§ **DIRECTIONS FOR THIS TASK**: Would you tally how many lines in the records include the word "plus"? Reply with the number only.

§ **DATA EXTRACTS**:
______________________________

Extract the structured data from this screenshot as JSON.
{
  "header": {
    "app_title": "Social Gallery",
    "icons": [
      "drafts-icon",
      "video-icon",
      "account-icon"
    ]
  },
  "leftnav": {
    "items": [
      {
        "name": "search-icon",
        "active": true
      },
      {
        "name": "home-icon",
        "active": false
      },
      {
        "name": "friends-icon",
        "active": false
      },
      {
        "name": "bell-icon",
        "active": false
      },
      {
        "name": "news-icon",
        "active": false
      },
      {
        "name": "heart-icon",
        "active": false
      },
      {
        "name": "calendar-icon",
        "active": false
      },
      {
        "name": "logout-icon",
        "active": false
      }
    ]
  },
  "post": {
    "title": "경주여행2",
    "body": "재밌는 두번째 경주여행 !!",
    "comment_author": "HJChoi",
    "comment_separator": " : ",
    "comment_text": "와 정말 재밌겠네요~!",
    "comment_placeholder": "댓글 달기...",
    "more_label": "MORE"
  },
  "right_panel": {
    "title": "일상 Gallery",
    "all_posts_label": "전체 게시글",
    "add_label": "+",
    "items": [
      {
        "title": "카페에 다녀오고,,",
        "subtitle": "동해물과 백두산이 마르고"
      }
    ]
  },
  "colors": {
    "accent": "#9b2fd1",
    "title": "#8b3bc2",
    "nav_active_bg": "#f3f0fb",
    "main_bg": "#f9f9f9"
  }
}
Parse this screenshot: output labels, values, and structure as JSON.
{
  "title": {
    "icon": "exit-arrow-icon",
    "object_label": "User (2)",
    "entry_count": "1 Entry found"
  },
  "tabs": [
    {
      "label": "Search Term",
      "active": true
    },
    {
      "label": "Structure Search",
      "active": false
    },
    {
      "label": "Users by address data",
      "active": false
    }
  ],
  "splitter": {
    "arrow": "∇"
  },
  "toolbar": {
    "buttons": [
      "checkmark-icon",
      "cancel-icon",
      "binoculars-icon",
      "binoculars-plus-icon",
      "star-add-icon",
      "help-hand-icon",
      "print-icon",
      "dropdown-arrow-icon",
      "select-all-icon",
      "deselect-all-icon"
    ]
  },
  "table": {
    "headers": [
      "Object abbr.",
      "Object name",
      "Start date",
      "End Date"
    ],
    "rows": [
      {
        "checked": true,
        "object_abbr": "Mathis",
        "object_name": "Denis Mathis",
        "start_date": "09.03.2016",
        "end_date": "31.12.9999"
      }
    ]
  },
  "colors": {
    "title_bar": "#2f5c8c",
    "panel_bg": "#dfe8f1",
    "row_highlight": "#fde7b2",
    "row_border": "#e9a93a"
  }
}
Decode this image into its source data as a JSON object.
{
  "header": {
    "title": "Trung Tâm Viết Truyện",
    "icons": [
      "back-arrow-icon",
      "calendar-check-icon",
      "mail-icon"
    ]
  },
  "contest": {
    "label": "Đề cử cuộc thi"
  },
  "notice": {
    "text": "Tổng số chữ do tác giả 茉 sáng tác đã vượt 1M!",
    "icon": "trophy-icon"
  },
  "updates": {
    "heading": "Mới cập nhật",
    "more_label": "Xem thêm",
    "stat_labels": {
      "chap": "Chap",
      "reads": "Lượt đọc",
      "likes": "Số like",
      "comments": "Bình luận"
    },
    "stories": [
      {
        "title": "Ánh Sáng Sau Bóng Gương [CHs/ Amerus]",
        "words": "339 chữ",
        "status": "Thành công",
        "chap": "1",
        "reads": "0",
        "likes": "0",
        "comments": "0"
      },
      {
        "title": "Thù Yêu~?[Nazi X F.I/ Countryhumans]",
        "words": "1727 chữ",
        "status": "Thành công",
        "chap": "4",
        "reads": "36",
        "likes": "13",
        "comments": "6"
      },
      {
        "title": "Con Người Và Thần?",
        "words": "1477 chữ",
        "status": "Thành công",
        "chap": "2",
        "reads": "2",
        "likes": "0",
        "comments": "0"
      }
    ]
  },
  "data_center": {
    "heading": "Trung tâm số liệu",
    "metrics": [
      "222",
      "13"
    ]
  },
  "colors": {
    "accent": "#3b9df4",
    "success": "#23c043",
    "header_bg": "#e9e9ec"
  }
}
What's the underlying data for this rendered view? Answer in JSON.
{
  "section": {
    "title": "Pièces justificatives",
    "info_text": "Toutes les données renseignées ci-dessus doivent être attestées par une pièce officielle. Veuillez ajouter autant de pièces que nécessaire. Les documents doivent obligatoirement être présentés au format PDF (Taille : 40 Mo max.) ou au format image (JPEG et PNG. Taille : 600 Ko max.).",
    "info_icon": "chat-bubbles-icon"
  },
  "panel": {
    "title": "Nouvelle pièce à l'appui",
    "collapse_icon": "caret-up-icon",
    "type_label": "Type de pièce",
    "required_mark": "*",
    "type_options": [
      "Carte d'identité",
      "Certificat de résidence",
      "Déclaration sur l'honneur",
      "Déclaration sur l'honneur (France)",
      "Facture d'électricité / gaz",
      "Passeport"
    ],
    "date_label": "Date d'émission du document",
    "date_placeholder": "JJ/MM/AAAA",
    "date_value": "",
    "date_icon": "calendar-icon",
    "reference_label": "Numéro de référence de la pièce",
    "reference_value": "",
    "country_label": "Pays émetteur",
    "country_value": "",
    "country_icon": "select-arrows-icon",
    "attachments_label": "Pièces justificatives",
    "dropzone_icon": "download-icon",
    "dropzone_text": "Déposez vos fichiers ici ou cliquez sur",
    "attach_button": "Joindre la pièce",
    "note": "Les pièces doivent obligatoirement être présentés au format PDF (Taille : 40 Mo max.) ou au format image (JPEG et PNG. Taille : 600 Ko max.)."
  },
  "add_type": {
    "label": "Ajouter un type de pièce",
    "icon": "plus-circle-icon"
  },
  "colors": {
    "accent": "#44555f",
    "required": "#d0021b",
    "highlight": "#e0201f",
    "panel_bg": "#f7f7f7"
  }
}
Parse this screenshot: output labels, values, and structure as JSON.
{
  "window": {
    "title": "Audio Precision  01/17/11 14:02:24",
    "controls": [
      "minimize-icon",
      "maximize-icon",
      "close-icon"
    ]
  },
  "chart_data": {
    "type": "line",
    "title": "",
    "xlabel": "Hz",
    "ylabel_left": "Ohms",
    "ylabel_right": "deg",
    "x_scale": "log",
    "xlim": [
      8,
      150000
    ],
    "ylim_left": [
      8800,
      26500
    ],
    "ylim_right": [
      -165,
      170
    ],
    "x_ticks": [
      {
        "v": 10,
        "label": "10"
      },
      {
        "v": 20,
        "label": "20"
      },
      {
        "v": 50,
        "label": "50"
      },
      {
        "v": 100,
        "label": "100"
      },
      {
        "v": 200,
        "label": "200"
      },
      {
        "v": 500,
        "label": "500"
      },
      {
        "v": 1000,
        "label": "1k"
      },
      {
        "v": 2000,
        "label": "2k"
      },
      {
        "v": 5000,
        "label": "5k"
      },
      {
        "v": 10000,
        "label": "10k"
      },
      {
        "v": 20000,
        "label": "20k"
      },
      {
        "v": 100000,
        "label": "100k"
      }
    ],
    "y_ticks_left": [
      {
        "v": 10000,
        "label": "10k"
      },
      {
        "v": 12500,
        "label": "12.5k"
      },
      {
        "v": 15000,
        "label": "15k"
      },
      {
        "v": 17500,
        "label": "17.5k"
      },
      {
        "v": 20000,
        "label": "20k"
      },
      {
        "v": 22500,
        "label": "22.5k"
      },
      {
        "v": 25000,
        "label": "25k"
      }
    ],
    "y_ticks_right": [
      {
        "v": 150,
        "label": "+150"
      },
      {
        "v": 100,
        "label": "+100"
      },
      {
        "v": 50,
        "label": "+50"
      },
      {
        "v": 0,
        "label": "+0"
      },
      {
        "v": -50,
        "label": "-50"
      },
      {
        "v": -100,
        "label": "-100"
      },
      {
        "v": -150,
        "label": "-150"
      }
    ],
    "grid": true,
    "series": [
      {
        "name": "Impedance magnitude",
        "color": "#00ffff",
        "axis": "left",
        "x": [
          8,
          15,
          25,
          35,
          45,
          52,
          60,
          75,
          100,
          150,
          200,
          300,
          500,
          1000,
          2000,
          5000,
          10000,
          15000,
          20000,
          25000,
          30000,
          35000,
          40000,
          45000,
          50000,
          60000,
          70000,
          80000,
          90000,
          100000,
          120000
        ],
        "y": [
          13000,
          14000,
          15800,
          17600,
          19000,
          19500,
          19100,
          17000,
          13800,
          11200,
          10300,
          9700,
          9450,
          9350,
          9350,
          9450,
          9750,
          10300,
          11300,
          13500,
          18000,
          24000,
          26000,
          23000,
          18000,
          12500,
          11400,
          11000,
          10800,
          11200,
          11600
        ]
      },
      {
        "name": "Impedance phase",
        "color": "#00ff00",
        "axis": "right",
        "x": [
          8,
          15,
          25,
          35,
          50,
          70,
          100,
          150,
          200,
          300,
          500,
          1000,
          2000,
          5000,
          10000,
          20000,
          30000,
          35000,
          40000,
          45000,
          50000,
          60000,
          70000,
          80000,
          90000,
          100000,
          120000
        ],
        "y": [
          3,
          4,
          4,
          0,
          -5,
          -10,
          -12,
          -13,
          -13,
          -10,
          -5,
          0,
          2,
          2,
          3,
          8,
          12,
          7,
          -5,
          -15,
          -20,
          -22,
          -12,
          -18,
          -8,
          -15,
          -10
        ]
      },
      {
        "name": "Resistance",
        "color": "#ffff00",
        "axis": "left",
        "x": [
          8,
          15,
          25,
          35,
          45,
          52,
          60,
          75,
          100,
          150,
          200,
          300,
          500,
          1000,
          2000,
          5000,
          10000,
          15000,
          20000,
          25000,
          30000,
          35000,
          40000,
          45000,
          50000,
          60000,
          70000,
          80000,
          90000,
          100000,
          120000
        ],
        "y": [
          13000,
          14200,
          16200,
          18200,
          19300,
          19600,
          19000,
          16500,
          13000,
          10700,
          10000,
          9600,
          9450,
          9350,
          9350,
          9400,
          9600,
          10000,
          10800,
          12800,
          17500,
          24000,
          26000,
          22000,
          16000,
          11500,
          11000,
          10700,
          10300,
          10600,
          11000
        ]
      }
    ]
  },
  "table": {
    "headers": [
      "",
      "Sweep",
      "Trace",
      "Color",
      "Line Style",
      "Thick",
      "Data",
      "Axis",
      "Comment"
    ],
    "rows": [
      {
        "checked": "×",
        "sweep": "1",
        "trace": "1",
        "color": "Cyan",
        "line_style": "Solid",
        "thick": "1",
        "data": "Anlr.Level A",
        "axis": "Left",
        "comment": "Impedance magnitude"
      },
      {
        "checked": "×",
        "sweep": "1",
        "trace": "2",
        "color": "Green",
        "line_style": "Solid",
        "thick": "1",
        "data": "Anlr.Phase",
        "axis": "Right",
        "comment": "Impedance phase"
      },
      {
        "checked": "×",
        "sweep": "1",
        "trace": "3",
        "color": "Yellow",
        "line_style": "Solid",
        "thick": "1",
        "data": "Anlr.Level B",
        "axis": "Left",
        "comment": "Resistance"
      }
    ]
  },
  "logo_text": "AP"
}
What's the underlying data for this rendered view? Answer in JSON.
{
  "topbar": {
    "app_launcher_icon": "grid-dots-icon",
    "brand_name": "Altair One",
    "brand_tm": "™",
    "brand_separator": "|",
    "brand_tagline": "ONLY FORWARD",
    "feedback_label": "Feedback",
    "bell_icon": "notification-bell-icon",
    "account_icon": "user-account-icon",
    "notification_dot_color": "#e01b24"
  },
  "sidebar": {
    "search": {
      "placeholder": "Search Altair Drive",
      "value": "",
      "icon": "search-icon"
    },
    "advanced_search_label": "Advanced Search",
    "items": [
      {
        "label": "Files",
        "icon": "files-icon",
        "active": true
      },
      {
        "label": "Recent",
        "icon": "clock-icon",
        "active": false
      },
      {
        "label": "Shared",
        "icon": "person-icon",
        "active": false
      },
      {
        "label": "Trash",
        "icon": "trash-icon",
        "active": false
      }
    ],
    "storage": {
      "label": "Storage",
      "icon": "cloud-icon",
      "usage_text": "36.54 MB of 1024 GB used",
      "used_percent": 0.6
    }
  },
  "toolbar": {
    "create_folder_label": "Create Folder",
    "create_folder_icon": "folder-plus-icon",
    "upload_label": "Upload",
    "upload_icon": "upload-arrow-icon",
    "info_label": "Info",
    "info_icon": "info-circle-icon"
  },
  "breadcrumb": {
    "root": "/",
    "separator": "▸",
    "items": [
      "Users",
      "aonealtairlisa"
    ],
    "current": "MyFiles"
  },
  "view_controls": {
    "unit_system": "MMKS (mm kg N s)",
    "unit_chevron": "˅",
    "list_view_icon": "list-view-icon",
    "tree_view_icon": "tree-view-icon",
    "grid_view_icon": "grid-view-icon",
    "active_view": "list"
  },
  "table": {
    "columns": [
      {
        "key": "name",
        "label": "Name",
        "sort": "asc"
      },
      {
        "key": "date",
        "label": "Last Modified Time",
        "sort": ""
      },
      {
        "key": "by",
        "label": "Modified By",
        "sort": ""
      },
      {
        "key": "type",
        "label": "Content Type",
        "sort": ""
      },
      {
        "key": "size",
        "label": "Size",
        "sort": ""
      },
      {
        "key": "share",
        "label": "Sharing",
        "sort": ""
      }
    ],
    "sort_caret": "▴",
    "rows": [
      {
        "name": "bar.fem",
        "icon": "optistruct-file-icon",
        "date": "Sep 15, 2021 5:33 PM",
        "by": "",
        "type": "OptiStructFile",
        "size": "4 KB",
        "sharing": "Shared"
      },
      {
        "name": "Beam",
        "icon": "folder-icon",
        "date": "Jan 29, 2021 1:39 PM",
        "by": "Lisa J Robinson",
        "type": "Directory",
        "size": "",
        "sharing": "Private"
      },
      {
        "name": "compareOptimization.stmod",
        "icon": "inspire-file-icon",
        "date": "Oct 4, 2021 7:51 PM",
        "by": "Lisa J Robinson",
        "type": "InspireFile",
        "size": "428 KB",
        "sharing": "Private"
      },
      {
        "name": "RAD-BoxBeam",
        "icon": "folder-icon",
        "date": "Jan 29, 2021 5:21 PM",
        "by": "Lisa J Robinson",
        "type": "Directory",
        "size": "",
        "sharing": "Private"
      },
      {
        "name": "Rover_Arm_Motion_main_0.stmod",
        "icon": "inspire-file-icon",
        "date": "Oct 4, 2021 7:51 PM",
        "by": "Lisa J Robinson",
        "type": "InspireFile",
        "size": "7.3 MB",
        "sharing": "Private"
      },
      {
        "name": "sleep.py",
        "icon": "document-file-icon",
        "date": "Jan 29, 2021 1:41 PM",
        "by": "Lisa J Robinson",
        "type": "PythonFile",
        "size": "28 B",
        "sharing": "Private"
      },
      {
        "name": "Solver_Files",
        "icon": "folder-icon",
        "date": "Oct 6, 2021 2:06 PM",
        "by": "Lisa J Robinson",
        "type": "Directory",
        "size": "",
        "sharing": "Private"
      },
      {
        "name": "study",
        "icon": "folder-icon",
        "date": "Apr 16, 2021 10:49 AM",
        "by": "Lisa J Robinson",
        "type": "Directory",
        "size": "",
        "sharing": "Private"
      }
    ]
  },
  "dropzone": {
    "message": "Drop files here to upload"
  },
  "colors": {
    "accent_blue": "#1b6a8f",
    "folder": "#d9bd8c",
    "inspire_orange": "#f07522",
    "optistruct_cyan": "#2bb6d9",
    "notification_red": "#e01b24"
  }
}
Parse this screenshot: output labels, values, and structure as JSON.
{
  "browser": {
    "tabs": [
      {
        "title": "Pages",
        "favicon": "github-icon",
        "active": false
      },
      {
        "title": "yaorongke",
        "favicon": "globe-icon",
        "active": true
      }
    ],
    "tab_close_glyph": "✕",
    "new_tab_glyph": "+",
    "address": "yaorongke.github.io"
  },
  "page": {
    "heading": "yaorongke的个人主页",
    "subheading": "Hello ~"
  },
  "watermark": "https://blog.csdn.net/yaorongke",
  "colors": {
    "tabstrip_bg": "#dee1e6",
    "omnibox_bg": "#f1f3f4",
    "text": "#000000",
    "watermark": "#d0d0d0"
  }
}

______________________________

§ **WRITTEN RESPONSE**: 3